  1. Use another single quote: 'I mustn''t sin!'
  2. Use the escape character \ before the single quote': 'I mustn\'t sin!'
  3. Use double quotes to enclose string instead of single quotes: "I mustn't sin!"
1
  • My personal preference would be \' as it is used by so many programming languages, but '' is supported by more SQL dialects, so using option 1 is better for compatibility. Sqlite for example doesn't work with backslash escapes.
    – okdewit
    Dec 6 '18 at 13:59
6

Here's an example:

SELECT * FROM pubs WHERE name LIKE "%John's%"

Just use double quotes to enclose the single quote.

If you insist in using single quotes (and the need to escape the character):
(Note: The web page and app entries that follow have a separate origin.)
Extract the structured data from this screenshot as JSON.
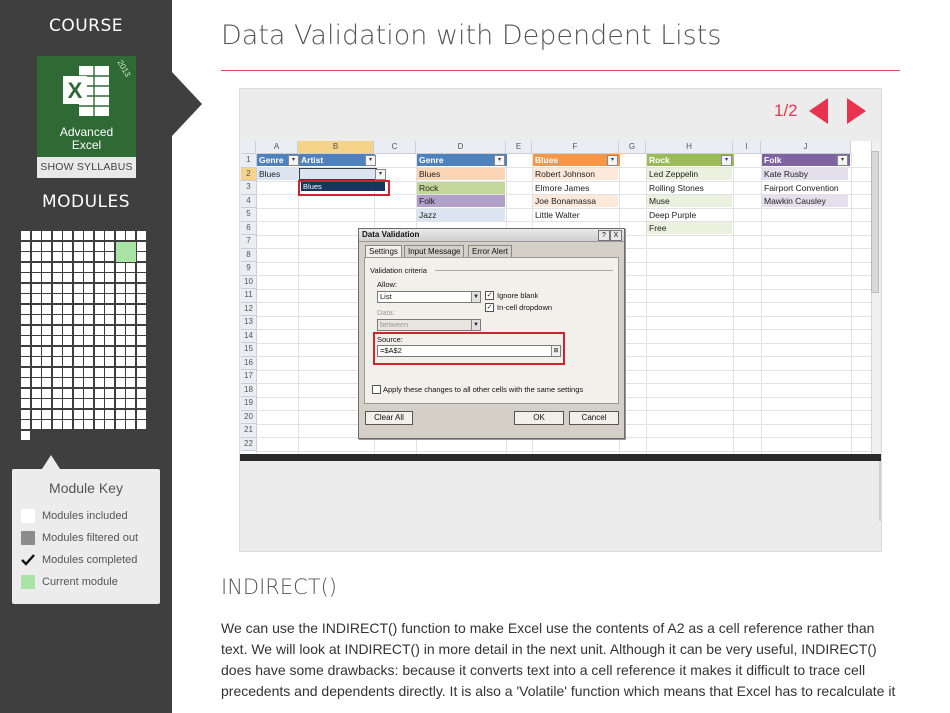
{
  "sidebar": {
    "course_heading": "COURSE",
    "course_logo_letter": "X",
    "course_year": "2013",
    "course_name_line1": "Advanced",
    "course_name_line2": "Excel",
    "syllabus_button": "SHOW SYLLABUS",
    "modules_heading": "MODULES",
    "module_key": {
      "title": "Module Key",
      "items": [
        {
          "label": "Modules included",
          "color": "#ffffff"
        },
        {
          "label": "Modules filtered out",
          "color": "#8c8c8c"
        },
        {
          "label": "Modules completed",
          "icon": "check-icon"
        },
        {
          "label": "Current module",
          "color": "#a9e3a5"
        }
      ]
    }
  },
  "main": {
    "title": "Data Validation with Dependent Lists",
    "accent_color": "#e04b5f",
    "slide": {
      "counter": "1/2",
      "prev_icon": "chevron-left-icon",
      "next_icon": "chevron-right-icon",
      "spreadsheet": {
        "columns": [
          "A",
          "B",
          "C",
          "D",
          "E",
          "F",
          "G",
          "H",
          "I",
          "J"
        ],
        "rows": [
          "1",
          "2",
          "3",
          "4",
          "5",
          "6",
          "7",
          "8",
          "9",
          "10",
          "11",
          "12",
          "13",
          "14",
          "15",
          "16",
          "17",
          "18",
          "19",
          "20",
          "21",
          "22"
        ],
        "a_header": "Genre",
        "a_value": "Blues",
        "b_header": "Artist",
        "dropdown_item": "Blues",
        "genre_header": "Genre",
        "genre_list": [
          "Blues",
          "Rock",
          "Folk",
          "Jazz"
        ],
        "blues_header": "Blues",
        "blues_list": [
          "Robert Johnson",
          "Elmore James",
          "Joe Bonamassa",
          "Little Walter"
        ],
        "rock_header": "Rock",
        "rock_list": [
          "Led Zeppelin",
          "Rolling Stones",
          "Muse",
          "Deep Purple",
          "Free"
        ],
        "folk_header": "Folk",
        "folk_list": [
          "Kate Rusby",
          "Fairport Convention",
          "Mawkin Causley"
        ]
      },
      "dialog": {
        "title": "Data Validation",
        "help_btn": "?",
        "close_btn": "X",
        "tabs": [
          "Settings",
          "Input Message",
          "Error Alert"
        ],
        "group_label": "Validation criteria",
        "allow_label": "Allow:",
        "allow_value": "List",
        "ignore_blank": "Ignore blank",
        "in_cell_dropdown": "In-cell dropdown",
        "data_label": "Data:",
        "data_value": "between",
        "source_label": "Source:",
        "source_value": "=$A$2",
        "apply_all": "Apply these changes to all other cells with the same settings",
        "clear_all": "Clear All",
        "ok": "OK",
        "cancel": "Cancel"
      }
    },
    "section_heading": "INDIRECT()",
    "body_text": "We can use the INDIRECT() function to make Excel use the contents of A2 as a cell reference rather than text. We will look at INDIRECT() in more detail in the next unit. Although it can be very useful, INDIRECT() does have some drawbacks: because it converts text into a cell reference it makes it difficult to trace cell precedents and dependents directly. It is also a 'Volatile' function which means that Excel has to recalculate it"
  }
}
SELECT * FROM pubs WHERE name LIKE '%John\'s%'
6

just write '' in place of ' i mean two times '

1
  • 1
    use apostrophe two times in place of one
    – MRRaja
    Jan 8 '15 at 12:06
0

Replace the string

value = value.replace(/'/g, "\\'");

where value is your string which is going to store in your Database.

Further,

NPM package for this, you can have look into it

https://www.npmjs.com/package/mysql-apostrophe

2
  • Please don't just post some tool or library as an answer. At least demonstrate how it solves the problem in the answer itself.
    – Baum mit Augen
    Sep 19 '17 at 11:24
  • That's not going to work. You forgot to escape things. replace(/\'/g, "\\\'")
    – Michael
    Jun 6 '19 at 22:11
0

I think if you have any data point with apostrophe you can add one apostrophe before the apostrophe

eg. 'This is John's place'

Here MYSQL assumes two sentence 'This is John' 's place'

You can put 'This is John''s place'. I think it should work that way.

0

Possibly off-topic, but maybe you came here looking for a way to sanitise text input from an HTML form, so that when a user inputs the apostrophe character, it doesn't throw an error when you try to write the text to an SQL-based table in a DB. There are a couple of ways to do this, and you might want to read about SQL injection too. Here's an example of using prepared statements and bound parameters in PHP:

$input_str = "Here's a string with some apostrophes (')";
// sanitise it before writing to the DB (assumes PDO)
$sql = "INSERT INTO `table` (`note`) VALUES (:note)";
try {
    $stmt = $dbh->prepare($sql);
    $stmt->bindParam(':note', $input_str, PDO::PARAM_STR);
    $stmt->execute();
} catch (PDOException $e) {
    return $dbh->errorInfo();
}
return "success";

In the special case where you may want to store your apostrophes using their HTML entity references, PHP has the htmlspecialchars() function which will convert them to '. As the comments indicate, this should not be used as a substitute for proper sanitisation, as per the example given.

3
  • Encoding is not for storing, it is for displaying. Use prepared statements. May 2 '20 at 4:28
  • I agree that prepared statements are the gold standard for security and reliability. I was highlighting a specific case where you may want to store text data as HTML, in which case my method is in addition to using bound parameters, rather than instead of. HTML in, HTML out.
    – Grindlay
    May 4 '20 at 12:04
  • I think your answer starts to make a good point, and then sags. In cases like this where the 'simple option' is a fatal flaw, don't recommend it, especially to newbies.
    – Regular Jo
    Feb 1 at 22:33
-1

In PHP I like using mysqli_real_escape_string() which escapes special characters in a string for use in an SQL statement.

see https://www.php.net/manual/en/mysqli.real-escape-string.php

1
  • Never do this. Always use prepared statements / bound parameters, your SQL should NEVER contain a raw parameter from the language (PHP / Java / C# / Anything)
    – Regular Jo
    Feb 1 at 22:36

Not the answer you're looking for? Browse other questions tagged or ask your own question.